Prominent European and Asian tramp shipowning communities look for action from MSC 101 as they register their worries about safety as well as availability of compliant fuels for their globally trading vessels.
They also agreed that shipping should not be expected to fund all the research and development needed to meet carbon reduction commitments on its own and IMO should play a bigger role.
SHIPOWNERS from Greece and Hong Kong have jointly voiced hopes that decisions emerging from the current meeting of the International Maritime Organization’s Maritime Safety Committee (MSC 101) will help to ensure a “safe, consistent and smooth implementation” of the 2020 global sulphur cap.
After a meeting between the two national shipowners’ bodies, held in Hong Kong, a joint statement said that they both remain committed to IMO decisions and goals but were concerned about the availability and cost of compliant fuels as well as “several safety and fuel compatibility issues”. These, they said, “hopefully can be fully addressed by the different stakeholders before 2020.”
Both associations expected MSC 101 to “deal decisively with the pertinent safety issues so that the new rules are compatible with the operational needs of the different types of oceangoing fleet”.
Itinerant in nature, dry bulk and tanker tramp shipping may be more exposed than scheduled liner operations to any shortages of safe, compliant fuels after January 1.
Tramp shipping being prevalent among both Greek and Hong Kong’s owners, both sides are understood to feel that the realities of these sectors need to be taken more into account by regulators.
With regard to the IMO’s longer-term target of halving greenhouse gas emissions from the industry by 2050, safe low-carbon or fossil-free fuels and new, “breakthrough” propulsion technologies would be required globally and these should be “suitable for vessels spending long periods at sea”.

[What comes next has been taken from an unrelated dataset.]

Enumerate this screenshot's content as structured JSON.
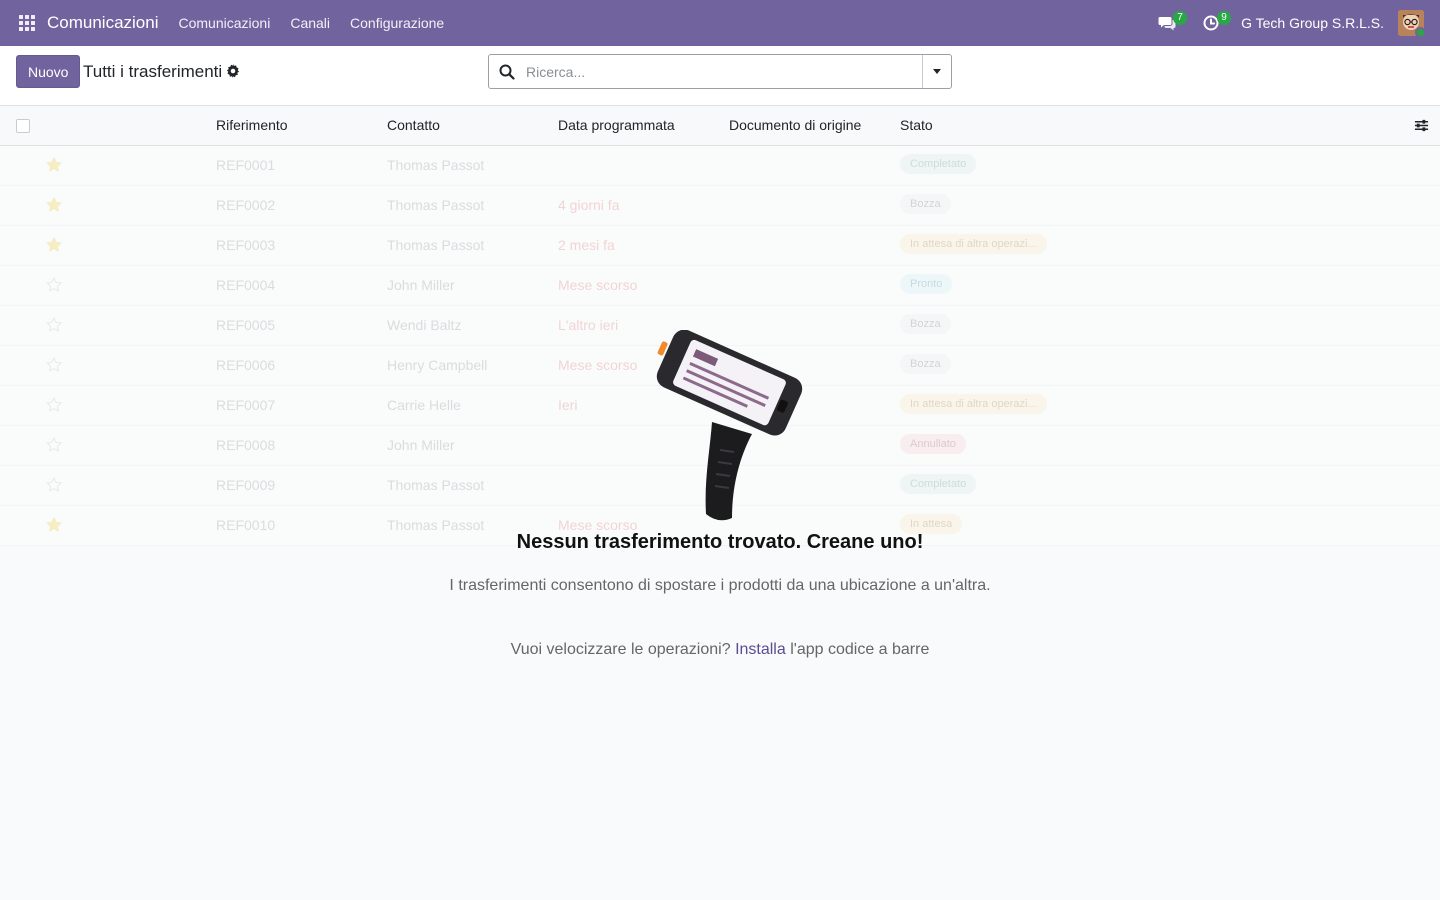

The two associations appeared to agree on the principle that shipping alone should not be expected to fund all the research and development required to provide the new fuels and technologies to enable the industry to meet its targets.
This should involve “all necessary stakeholders” but the IMO should play “a more proactive, leading role” to advance the R&D effort, they said.
“It is important for two major shipowners’ associations from Europe and Asia to cooperate on achieving common goals which constitute major challenges for our industry going forward,” said Jack Hsu, chairman of the Hong Kong Shipowners Association.
“The shipping industry faces serious challenges ahead and must remain united in order to be able to meet them successfully,” said Theodore Veniamis, president of the Union of Greek Shipowners, which has been active in pushing for regulators to take more account of the needs of the huge tramp shipping sector and more generally to pay more heed to the operational experience of international shipowners.
Greek and Hong Kong owners also joined in lauding the IMO’s acceptance of a recent EU proposal for it to review its rules and guidance on the use of exhaust gas cleaning systems, in view of “the contradictions and uncertainties” around scrubbers.
The UGS has been among the most scathing critics of the decision to allow scrubbers as equivalent to burning compliant low-sulphur fuel. But in recent remarks Mr Veniamis underlined that criticism of the regulation did not entail animosity towards fellow-owners who have opted for scrubbers as a business decision.